In general, I've found that teaching dogs a behavior and the context for that behavior diminishes the behavior in other situations. So in pushing - yes, by all means we are encouraging our dogs to make contact with us, contact that's directed explicitly at us. The contact becomes another positive reinforcer - something that our dogs desire as much as they might desire the food.
I'm often asked something along the lines of "so, am I teaching my dog to jump up on people?"
The answer to that question is "no" - but we are, in a way, teaching the dog to drive towards US (i.e. not the generalized "people" but the specific "us") in a manner that might resemble, to the casual observer, "jumping up on me". But that's only because the dog's front paws are in the air - a result of how much they're pushing at you - which is REALLY what's going on.
Since I brought it up (though probably should post about it separately) - I do teach dogs to jump up on command - just like I teach the "off" command. This would be another example of how it's easier to teach a behavior in a particular context ("jump up on me when I ask you to jump up on me") - which makes that behavior much less likely to happen randomly (dogs don't jump on strangers anymore, unless that stranger happens to give the "jump up on me" command).
But now I'm just rambling. If you'd like to articulate some specific points on "space" that you'd like to see addressed, I'd be happy to talk about them separately. Thanks!
I'm still new to this web site so I may have missed the info in another blog but my question follows...
This blog describes the pushing activity with food as the reward. Is the ultimate goal to get a dog into the pushing game for the release it provides itself (and not the food)? For example, if I use this technique when at an appropriate moment on a walk with my dog and I do not have food in hand, does the pushing game itself provide the release/outlet it is described to provide in the blog? Or is the food reward an essential component?
Thanks for clarifying!

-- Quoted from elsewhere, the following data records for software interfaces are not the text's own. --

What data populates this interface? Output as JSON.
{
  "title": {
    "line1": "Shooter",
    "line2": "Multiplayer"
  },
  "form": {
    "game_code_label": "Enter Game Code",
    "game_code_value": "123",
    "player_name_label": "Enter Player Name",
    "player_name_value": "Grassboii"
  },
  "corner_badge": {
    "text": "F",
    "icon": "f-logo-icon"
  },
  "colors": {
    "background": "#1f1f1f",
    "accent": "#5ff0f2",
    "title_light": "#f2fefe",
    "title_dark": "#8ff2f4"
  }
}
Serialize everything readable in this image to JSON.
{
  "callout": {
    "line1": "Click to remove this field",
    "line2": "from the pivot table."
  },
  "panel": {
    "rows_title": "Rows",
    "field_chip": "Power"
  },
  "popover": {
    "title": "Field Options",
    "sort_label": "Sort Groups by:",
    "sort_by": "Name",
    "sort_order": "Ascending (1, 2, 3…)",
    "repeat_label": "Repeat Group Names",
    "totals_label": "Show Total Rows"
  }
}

Thanks for your question. The ULTIMATE goal is for your dog to feel safe interacting with you at higher and higher levels of energy. So when your dog is energized by something in the world, you dog will be attracted to you - knowing that you can show them "what to do" with their energy. Pushing is an avenue to reaching that goal with your dog.
As for the actual pushing - in my experience "contact" can be a reward in and of itself, but usually when I'm actually "pushing" I am using food or a tug toy as the incentive to push.
If you're out on a walk and use the technique without food or a tug toy, then when you call "ready!" - followed by your dog's name - and your dog comes your way - I would suggest running in the opposite direction, i.e. getting your dog to chase you. As your dog chases you, you can still be pushing your dog - but the chase will help amplify your dog's attraction to you even without food or a tug toy present.
As you progress into the obedience work - particularly heeling - you'll find that to be a great way to channel the energy - i.e. into heeling, instead of necessarily having to push all the time.
btw - your DVDs are en route - please keep me posted!